NEW YORK, NY.- The Pace Gallery
presents Joel Shapiro: New Work, the artists ninth solo exhibition at the gallery since joining in 1992. Joel Shapiro: New Work will be on view at 534 West 25th Street, New York City from April 17 through May 15, 2010.
Joel Shapiros new body of work is composed of painted rough wood elements suspended in space from the walls, the floor and ceiling via string. Shapiro cuts the wood and paints it with dry pigment in casein emulsion, either before or after it has been suspended. The configurations float and intersect on lines of various angles and tensions. Some are elastic, others more rigid. The string is the structure that supports the individual elements of the form. The string itself is high or low tech, simple fishing line. The floating elements are, for the most part, carefully trimmed three-dimensional wood. The fastenings are industrial.
The artist explains that the installation is really about discovering the possibilities of the organization of form, while simultaneously overcoming the inevitable effect the constructed flatness of architecture (or for that matter a tabletop) has on the situation of form. The works installation is determined in the space. Although they utilize architecture, they are not about flatness as a starting point, but rather the projection of thought into space without the constraint of architecture.
The evolution towards this body of work can be seen throughout Mr. Shapiros career, dating back to the early seventies when he dismantled a draftsmans dummy and exhibited its dismembered body parts on the floor of The Clocktower in New York City. During the eighties Shapiro made a body of work that utilized a matrix of wood or metal rectangular rods to elevate, support and suspend larger rectilinear elements in space. A series of hanging constructions in wood which Shapiro began creating in 2001 and exhibited in a five-year survey of his work at the gallery in 2005 were an important precursor to this new group of work. They also relate to 4 elements, a site-specific work installed in L.A. Louver's Skyroom in 2004. In a recent commission for a large-scale suspended bronze sculpture at 23 Savile Row in central London, inaugurated in 2009, Shapiro cantilevered Verge (20032008), a 16 x 14 x 16 foot bronze sculpture, above the street using cables, occupying the threshold between private and public space.

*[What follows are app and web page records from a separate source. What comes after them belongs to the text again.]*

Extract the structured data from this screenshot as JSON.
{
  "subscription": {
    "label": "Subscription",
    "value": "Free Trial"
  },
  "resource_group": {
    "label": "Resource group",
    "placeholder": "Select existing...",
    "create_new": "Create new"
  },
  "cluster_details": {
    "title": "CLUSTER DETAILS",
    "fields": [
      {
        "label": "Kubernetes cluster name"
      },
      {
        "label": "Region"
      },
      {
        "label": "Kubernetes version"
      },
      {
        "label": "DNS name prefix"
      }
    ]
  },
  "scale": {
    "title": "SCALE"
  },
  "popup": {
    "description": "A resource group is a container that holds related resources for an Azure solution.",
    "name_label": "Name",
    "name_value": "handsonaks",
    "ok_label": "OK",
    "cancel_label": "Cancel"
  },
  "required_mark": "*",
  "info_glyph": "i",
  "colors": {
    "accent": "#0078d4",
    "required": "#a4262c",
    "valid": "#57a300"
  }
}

Joel Shapiro (born 1941, New York City) received a B.A. (1964) and M.A. (1969) from New York University. Since his first one-person exhibition in 1970, his work has been the subject of nearly 160 solo exhibitions and retrospectives internationally. He has been included in prestigious group exhibitions such as the Whitney Biennial (1977, 1979, 1981, 1989), Documenta (1977, 1982), and the Venice Biennale (1980). Shapiro was elected to the Swedish Royal Academy of Art in 1994 and to the American Academy of Arts and Letters in 1998. In 2005, he received the Chevalier dans lOrdre des Arts et des Lettres, France.
More than 30 commissions and publicly sited sculptures by the artist are located in major Asian, European and North American cities. Most recently, in 2008, BILBAO Ria 2000, inaugurated a commission by Shapiro for the Lasesarre Park in the town of Barakaldo in Bilbao, Spain. This is the artists first public sculpture in Spain. Shapiro is currently working on a large scale painted sculpture commissioned by the Foundation for Art and Preservation in Embassies (FAPE) for the future United States consulate that will be built in Guangzhou, China.
Joel Shapiro lives and works in New York City.